Together, they penned winsome radio staple "Until I Fall Away." And with "Mrs. Rita," Valenzuela gave his singer the vehicle to deliver the album's most moving vocal turn. Valenzuela also teamed up with Hopkins to write the country weeper "Cheatin'," which features former Waylon Jennings and current Chris Stapleton band member Robby Turner on pedal steel.

For his part, Wilson contributed "Allison Road," and co-wrote "Hold Me Down" with Hopkins, a more rock-based song about the perils of temptation, namely cocaine, that Wilson had envisioned as the album's flagship song.

"Doug and I were trying to write the first single. That's what I wanted us to be known for, that kind of rock & roll, and head into a Cheap Trick direction," he says. "Hey Jealousy" won out, but Wilson was happy to share a songwriting credit on "Hold Me Down" with Hopkins. Even if the guitarist was not.

"He said, 'If I even liked you, I would give you half of 'Hold Me Down.' The whole band was standing there when he shouted that at me," Wilson remembers. "It was symbolic of how misdirected his anger was."

Today, 25 years since the band first weathered its New Miserable Experience, many of the album's dozen songs are still in radio rotation. And the band continues to play them in concert, agreeably tapping into Nineties nostalgia on package tours with band like Sugar Ray, Lit and Fastball. "They're our cousins or brothers, all fighting the same good fight," says Wilson, who reinforces that the group is very much a working band. "In the summertime, we're chasing mercenary work: all the festivals and casinos we can get our hands on."

But the Gin Blossoms are not just a job, or a guilty pleasure of the post-grunge era. "Somehow we never really lost our credibility," Wilson says. "I hear people talk about other groups from my generation and it's not always kind. I feel like we managed to survive without anybody's scorn."

The band is also looking to the future, recently completing an album with R.E.M. producers Don Dixon and Mitch Easter. Wilson praises it as the Gin Blossoms' best work since New Miserable Experience.

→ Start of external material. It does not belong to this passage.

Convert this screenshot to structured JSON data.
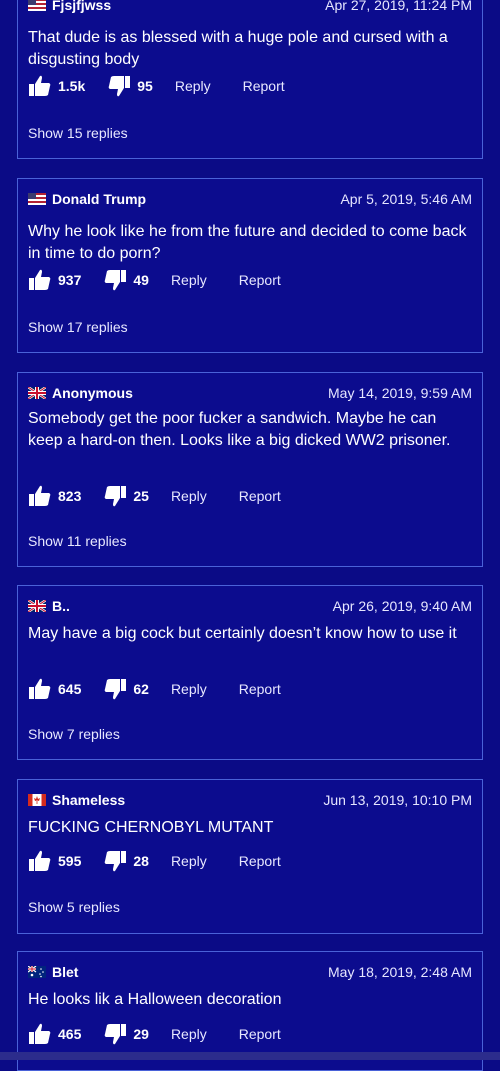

Meanwhile, "Hey Jealousy" continues to turn up in the most random of places.

"It got everywhere," says Valenzuela. "You can hear it at the Lowe's hardware."